Snow also allows us to see what is going on in our backyard.  Like many people we traveled over the holiday weekend.  When we got back to all the snow we barely put our things inside before heading back out to play.

We live in the town of Ely, but right on the edge, and we share a chunk of woods with our neighbors that borders public land.  So there is a pretty good and contiguous green space near our property.  It is common for us to see coyotes, deer, grouse and a fox now and again.  The first snow lets us see what exactly is traveling through the yard.

As we looked into the backyard, we immediately saw tracks heading to our compost bin.  We quickly figured out two deer had stopped by and enjoyed a little rotting watermelon and a few bites from flowers edging our garden. 

We followed those tracks a bit and saw some canine tracks following those.  At one point the canine was walking and then began to run.  Did a coyote possibly come across the deer and give chase or did one of our neighbor's dogs just cut through our yard?  No way to tell.

A little farther on, fresh snowshoe hare tracks greeted us.  Very cool.  It is amazing to see the large holes in the snow left by those massive feet.  Our family fanned out, checking all of the tracks in the woods and following them to see if we could find anything.

We checked out tracks and played in the snow for about an hour, before heading back into the warmth of the house and our wood stove.  What a great way to end the weekend but more importantly what an awesome way begin winter.

November's not quite over, but the snow and cold has let us know we have transitioned to winter.  All I can say is, YES!

Thursday, September 13, 2012

Grant Writing: An Alternative Funding Source for Educators

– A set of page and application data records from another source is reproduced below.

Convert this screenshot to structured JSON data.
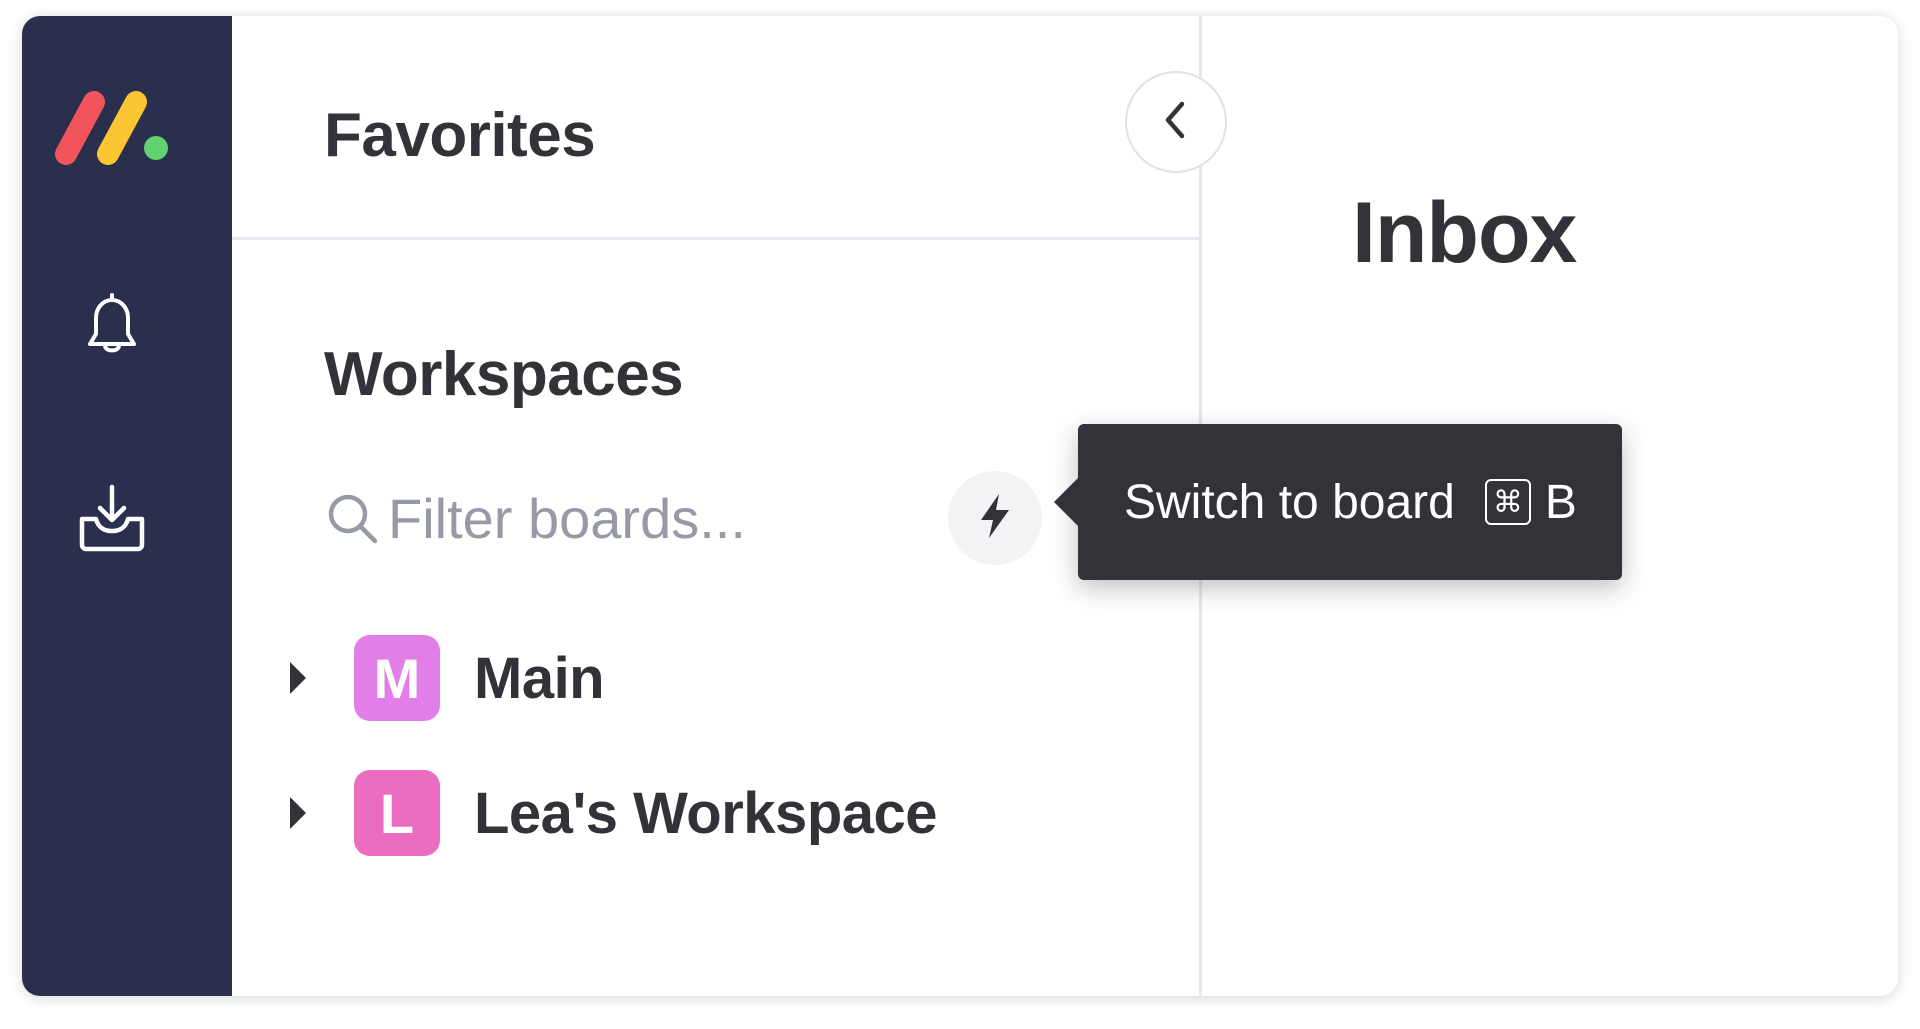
{
  "colors": {
    "rail_background": "#292f4c",
    "text_primary": "#323338",
    "text_placeholder": "#9699a6",
    "tooltip_background": "#323338",
    "main_workspace": "#e17ee7",
    "lea_workspace": "#eb6cc1",
    "logo_red": "#f2545b",
    "logo_yellow": "#fcc533",
    "logo_green": "#62d26f"
  },
  "rail": {
    "logo_icon": "monday-logo-icon",
    "items": [
      {
        "icon": "bell-icon",
        "name": "notifications"
      },
      {
        "icon": "inbox-download-icon",
        "name": "inbox"
      }
    ]
  },
  "panel": {
    "favorites_label": "Favorites",
    "workspaces_label": "Workspaces",
    "collapse_icon": "chevron-left-icon",
    "search": {
      "placeholder": "Filter boards...",
      "icon": "search-icon"
    },
    "quick_switch_icon": "lightning-icon",
    "workspaces": [
      {
        "letter": "M",
        "name": "Main"
      },
      {
        "letter": "L",
        "name": "Lea's Workspace"
      }
    ]
  },
  "inbox": {
    "title": "Inbox"
  },
  "tooltip": {
    "text": "Switch to board",
    "shortcut_modifier": "⌘",
    "shortcut_key": "B"
  }
}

With budgets getting cut, providing outstanding educational experiences for students is proving to be a challenge for schools, administration, teachers and parents.  However, there are alternative funds available to make sure that students are still able to have a quality and memorable educational experience. 

Grants are monies given by an organization for a particular purpose.  Grants are some of the simplest requests for funds.  If you have an educational opportunity in mind, consider the following tips to help get the ball rolling as you plan a grant proposal and resources currently available in the field of education.

Grant Writing (Tips from Darcy Berus, our development director)
1.                  Research into grant opportunities has been made easier and far more accessible thanks to the internet. That's great for everyone.
2.                  Sign up for resources specific to your field.  An example would be the Sharing Environmental Education Knowledge (SEEK) Bulletin.  SEEK sends out regular emails announcing grant opportunities.
3.                  Consider exploring small grants made available by vendors in your community.  Examples might include your neighborhood Target store or Sam's Club. These often involve relatively modest applications that underscore funds going back into the communities these vendors serve.
4.                  It is critical to follow guidelines and restrictions (geographic area, audience served, use of funds) identified in each grant application.
5.                  Just like we teachers expect, grantors look for neatness, proper spelling and grammar and careful adherence to the application.
6.                  Nonprofit organizations often have resources — including subsidized programs, transportation fees, etc. — available to teachers. The International Wolf Center, for example, has videoconferencing programs available at no cost to qualifying teachers.

Read more…
For further tips on putting together a competitive grant proposal check out:

Education Grant Resources
Thank you for educating the next generation.  Let us know if we can help out with any educational opportunities with your students. All the best to you in your in your upcoming school year!